Cape Town – Former Proteas spinner Paul Harris reveals that he suffered from depression following his retirement from international cricket.
Harris was mainly used as a defensive Test spinner for the Proteas from 2007 to 2011.
The left-arm spinner played 3 ODIs and 37 Tests for the Proteas, taking 103 Test wickets at an average of 37.87.
Harris officially announced his retirement from a 14-year career for the Titans in January 2013.
In a column for LiveCricOnline, Harris reveals that he struggled to adjust to life after cricket.
“For those who didn’t have this luxury, post retirement can be one of the most stressful times in one’s life,” he wrote.
“Finding one’s ‘place’ after cricket can be daunting and there is not much in terms of support. The various players associations have made decent strides in the last few years with a certain level of support, but not nearly enough. You often hear of retired cricketers going through deep depression and in severe cases even suicide or suicidal thoughts.
“I was one of those who went through a certain level of depression post retirement. I was by no means at a suicidal level but there was certainly a level of depression. I was in the fortunate position of having the support of family during this time.”
Harris, who commentated during the inaugural Mzansi Super League, admits that more needs to be done for retiring cricketers.
“There needs to be more done throughout a sportsmen’s career to prepare him for the inevitable retirement phase of life,” wrote Harris.
“The point is that if you are still playing professional sport take the time to upskill yourself.

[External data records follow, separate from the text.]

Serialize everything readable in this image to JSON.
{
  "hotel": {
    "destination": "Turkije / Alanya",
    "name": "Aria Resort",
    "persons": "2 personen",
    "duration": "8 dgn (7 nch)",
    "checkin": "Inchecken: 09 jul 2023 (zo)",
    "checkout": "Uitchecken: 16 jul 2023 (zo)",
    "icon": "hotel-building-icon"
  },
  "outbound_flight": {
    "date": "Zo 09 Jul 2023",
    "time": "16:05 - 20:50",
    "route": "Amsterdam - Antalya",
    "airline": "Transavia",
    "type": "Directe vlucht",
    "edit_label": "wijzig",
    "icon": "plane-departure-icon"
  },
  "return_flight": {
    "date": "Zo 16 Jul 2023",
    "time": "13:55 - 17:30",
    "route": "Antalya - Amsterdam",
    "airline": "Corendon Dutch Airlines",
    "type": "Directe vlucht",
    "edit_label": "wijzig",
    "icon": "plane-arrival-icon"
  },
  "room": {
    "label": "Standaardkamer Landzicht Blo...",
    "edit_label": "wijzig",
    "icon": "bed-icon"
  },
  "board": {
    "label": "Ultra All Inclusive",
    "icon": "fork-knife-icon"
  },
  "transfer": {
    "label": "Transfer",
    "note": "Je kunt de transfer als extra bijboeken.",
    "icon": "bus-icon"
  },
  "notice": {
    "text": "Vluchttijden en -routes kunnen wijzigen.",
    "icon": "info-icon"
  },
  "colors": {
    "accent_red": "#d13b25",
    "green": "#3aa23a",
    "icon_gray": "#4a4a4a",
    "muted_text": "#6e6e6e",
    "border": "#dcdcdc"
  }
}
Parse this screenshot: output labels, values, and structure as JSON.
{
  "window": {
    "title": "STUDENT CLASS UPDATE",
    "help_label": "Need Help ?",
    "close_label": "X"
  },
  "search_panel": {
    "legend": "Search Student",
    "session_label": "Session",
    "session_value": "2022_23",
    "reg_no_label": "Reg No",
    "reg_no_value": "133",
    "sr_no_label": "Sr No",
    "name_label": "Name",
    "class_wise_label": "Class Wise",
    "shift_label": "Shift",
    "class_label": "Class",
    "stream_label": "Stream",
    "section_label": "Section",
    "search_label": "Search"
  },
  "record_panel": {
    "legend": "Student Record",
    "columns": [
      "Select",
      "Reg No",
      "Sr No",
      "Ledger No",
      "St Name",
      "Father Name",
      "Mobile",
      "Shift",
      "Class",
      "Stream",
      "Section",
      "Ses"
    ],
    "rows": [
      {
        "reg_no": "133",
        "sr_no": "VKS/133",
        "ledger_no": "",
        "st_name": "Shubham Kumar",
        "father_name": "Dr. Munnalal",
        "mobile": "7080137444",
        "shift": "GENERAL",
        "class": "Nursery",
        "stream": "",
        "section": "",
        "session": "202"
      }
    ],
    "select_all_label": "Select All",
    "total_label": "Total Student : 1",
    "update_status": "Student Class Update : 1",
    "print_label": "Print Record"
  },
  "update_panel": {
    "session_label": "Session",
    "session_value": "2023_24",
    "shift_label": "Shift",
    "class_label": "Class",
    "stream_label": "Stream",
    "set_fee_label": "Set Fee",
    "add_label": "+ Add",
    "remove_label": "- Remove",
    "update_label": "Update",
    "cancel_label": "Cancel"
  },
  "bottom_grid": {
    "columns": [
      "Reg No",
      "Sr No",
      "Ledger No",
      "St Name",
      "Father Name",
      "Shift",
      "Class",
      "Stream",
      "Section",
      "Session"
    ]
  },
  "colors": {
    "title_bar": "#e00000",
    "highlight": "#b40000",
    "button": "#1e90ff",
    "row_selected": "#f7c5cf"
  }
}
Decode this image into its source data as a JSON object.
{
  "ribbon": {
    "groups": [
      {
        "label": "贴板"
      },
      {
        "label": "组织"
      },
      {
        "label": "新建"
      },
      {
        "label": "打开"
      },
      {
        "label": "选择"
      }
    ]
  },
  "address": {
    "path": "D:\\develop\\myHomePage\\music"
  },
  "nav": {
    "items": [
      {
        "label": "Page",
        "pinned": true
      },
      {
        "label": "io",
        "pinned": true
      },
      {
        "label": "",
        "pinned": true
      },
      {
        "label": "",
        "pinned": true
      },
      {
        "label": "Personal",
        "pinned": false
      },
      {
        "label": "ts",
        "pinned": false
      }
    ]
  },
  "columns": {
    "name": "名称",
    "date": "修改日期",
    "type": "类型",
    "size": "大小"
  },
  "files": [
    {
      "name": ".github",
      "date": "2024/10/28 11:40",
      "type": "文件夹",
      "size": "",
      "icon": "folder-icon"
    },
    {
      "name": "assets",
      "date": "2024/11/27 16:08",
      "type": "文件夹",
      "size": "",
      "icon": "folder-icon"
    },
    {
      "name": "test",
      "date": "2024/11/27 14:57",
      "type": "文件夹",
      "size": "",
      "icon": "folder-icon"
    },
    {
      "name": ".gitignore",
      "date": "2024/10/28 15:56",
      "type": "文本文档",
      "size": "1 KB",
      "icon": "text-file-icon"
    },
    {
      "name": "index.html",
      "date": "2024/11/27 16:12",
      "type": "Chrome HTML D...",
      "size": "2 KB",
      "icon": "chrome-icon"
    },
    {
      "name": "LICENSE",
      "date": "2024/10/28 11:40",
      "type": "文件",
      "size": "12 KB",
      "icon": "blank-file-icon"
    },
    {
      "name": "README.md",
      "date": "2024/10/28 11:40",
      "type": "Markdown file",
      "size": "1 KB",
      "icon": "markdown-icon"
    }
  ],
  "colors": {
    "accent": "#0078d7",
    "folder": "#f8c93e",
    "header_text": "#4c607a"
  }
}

“… Those that are retired understand that while it can be a depressing and lonely place it is an opportunity to remake yourself and with a positive, willing to learn mindset who knows what you can achieve.“
The SA Depression and Anxiety Group has a 24-hour toll-free counselling helpline. The number is 0800 222 333.